- [Data records]
=== Section Start ===
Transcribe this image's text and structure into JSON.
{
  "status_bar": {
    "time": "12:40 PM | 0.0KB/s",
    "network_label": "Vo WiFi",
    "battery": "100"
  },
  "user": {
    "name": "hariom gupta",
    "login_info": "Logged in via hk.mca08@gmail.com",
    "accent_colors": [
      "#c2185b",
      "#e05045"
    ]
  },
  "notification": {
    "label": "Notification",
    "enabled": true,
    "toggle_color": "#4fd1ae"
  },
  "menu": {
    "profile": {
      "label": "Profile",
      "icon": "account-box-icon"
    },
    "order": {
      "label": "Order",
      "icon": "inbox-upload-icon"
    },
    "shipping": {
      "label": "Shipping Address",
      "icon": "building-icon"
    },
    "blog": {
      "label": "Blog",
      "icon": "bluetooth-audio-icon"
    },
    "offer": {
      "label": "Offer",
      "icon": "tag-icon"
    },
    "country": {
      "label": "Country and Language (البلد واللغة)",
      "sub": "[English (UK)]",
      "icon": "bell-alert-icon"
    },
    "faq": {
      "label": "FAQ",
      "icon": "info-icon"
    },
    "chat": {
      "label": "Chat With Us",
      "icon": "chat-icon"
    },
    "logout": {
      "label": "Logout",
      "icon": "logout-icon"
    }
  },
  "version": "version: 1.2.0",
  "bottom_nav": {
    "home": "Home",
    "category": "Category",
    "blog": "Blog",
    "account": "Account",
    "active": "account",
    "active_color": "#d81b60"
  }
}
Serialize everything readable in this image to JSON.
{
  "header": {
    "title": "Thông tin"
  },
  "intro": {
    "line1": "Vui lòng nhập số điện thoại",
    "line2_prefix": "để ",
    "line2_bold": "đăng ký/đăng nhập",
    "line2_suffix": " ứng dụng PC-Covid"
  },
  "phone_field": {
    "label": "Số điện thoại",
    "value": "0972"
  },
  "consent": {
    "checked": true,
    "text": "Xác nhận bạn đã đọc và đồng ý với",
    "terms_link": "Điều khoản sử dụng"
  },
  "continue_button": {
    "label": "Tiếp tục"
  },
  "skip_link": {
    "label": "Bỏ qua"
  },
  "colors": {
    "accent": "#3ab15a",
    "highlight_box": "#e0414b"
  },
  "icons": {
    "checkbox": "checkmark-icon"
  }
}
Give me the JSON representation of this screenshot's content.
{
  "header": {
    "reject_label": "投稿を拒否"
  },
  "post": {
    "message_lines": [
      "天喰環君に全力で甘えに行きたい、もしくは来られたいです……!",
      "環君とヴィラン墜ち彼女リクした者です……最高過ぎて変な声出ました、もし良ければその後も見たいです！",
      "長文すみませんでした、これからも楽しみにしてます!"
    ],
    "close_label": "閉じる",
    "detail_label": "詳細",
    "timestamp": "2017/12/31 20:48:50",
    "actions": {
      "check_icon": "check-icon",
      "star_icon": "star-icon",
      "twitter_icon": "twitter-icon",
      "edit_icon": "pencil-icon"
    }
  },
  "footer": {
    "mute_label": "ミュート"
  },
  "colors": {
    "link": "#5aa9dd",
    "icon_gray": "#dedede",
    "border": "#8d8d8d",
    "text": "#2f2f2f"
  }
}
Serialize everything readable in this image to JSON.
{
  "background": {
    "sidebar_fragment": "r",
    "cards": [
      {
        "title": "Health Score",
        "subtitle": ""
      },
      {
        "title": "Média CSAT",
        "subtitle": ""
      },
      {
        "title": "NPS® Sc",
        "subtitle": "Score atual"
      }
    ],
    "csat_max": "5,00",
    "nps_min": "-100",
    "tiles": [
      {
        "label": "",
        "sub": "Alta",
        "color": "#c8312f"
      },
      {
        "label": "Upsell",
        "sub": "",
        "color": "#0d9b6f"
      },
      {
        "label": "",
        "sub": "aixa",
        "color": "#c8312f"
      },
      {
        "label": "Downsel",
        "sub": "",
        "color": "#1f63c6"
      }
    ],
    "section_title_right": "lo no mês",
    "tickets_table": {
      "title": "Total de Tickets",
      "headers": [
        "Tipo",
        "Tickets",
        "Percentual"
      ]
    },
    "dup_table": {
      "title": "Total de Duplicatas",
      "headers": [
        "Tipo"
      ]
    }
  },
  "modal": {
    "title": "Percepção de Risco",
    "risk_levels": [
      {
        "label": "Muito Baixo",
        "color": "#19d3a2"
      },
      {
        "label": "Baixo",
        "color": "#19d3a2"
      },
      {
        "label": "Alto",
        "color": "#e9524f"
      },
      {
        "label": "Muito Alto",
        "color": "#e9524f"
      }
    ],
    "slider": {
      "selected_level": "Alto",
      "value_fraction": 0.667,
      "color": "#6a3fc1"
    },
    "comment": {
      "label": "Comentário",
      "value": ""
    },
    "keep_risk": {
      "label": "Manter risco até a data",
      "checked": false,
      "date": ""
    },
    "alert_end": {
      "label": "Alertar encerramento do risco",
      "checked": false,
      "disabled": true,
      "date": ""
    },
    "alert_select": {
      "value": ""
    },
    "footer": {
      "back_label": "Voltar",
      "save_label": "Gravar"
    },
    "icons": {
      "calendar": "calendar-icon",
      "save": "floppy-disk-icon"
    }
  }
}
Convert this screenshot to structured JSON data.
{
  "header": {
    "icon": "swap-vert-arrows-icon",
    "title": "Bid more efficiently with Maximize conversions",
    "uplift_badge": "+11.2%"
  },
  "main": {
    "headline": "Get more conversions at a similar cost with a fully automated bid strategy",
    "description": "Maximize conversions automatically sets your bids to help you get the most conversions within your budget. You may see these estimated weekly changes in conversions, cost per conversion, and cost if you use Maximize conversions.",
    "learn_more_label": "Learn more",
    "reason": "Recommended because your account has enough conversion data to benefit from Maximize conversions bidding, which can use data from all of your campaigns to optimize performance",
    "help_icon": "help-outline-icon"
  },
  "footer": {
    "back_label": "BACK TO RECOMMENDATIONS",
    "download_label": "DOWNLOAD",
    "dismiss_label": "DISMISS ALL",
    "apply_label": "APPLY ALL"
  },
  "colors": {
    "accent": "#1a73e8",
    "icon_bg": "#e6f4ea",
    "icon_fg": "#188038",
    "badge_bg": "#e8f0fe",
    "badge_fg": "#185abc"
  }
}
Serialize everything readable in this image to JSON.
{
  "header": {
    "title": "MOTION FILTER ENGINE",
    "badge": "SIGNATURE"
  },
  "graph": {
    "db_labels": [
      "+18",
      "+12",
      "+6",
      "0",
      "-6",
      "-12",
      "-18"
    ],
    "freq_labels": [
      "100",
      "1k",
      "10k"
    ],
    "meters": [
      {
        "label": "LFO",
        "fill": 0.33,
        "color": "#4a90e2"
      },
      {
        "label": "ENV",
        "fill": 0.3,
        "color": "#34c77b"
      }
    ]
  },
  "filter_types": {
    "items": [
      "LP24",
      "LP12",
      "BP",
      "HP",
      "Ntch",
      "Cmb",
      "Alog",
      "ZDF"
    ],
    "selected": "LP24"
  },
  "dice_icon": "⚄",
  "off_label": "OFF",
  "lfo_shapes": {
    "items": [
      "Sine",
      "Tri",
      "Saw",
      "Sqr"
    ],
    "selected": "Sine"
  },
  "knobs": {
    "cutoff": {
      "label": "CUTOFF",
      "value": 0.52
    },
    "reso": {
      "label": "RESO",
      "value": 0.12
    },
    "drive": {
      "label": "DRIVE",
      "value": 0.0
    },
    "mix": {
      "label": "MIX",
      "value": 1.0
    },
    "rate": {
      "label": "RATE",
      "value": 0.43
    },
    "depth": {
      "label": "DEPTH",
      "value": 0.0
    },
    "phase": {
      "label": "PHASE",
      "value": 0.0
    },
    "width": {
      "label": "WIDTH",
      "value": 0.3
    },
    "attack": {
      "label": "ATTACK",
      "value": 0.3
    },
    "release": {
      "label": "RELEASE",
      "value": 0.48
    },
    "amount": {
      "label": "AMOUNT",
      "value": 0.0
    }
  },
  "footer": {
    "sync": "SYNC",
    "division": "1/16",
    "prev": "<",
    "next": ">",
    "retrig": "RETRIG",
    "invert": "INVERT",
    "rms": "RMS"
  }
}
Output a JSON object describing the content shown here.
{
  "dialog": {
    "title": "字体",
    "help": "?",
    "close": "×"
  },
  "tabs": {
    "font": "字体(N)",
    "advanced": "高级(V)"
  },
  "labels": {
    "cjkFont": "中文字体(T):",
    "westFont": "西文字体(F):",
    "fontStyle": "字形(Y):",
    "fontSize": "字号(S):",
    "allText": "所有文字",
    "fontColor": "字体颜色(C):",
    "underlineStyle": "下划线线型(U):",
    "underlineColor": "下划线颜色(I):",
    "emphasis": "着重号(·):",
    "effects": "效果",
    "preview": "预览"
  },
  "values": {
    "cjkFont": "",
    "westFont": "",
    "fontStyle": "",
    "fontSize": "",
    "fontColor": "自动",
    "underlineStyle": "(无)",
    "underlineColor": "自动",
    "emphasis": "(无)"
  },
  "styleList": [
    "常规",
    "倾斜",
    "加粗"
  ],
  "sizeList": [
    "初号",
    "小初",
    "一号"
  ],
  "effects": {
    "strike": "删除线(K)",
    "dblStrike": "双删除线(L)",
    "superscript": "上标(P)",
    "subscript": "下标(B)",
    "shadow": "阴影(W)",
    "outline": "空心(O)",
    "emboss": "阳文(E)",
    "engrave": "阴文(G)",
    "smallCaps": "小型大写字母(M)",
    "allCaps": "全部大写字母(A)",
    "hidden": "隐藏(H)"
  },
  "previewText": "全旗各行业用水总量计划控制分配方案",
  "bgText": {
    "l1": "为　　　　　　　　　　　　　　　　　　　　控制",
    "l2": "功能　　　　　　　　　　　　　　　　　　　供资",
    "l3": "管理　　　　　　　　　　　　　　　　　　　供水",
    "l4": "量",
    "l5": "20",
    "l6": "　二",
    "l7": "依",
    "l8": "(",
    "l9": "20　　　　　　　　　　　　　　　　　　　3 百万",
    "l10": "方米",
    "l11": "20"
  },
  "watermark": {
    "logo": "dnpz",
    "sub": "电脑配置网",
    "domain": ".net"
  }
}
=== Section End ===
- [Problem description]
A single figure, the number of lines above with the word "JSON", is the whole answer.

- [Result below]
7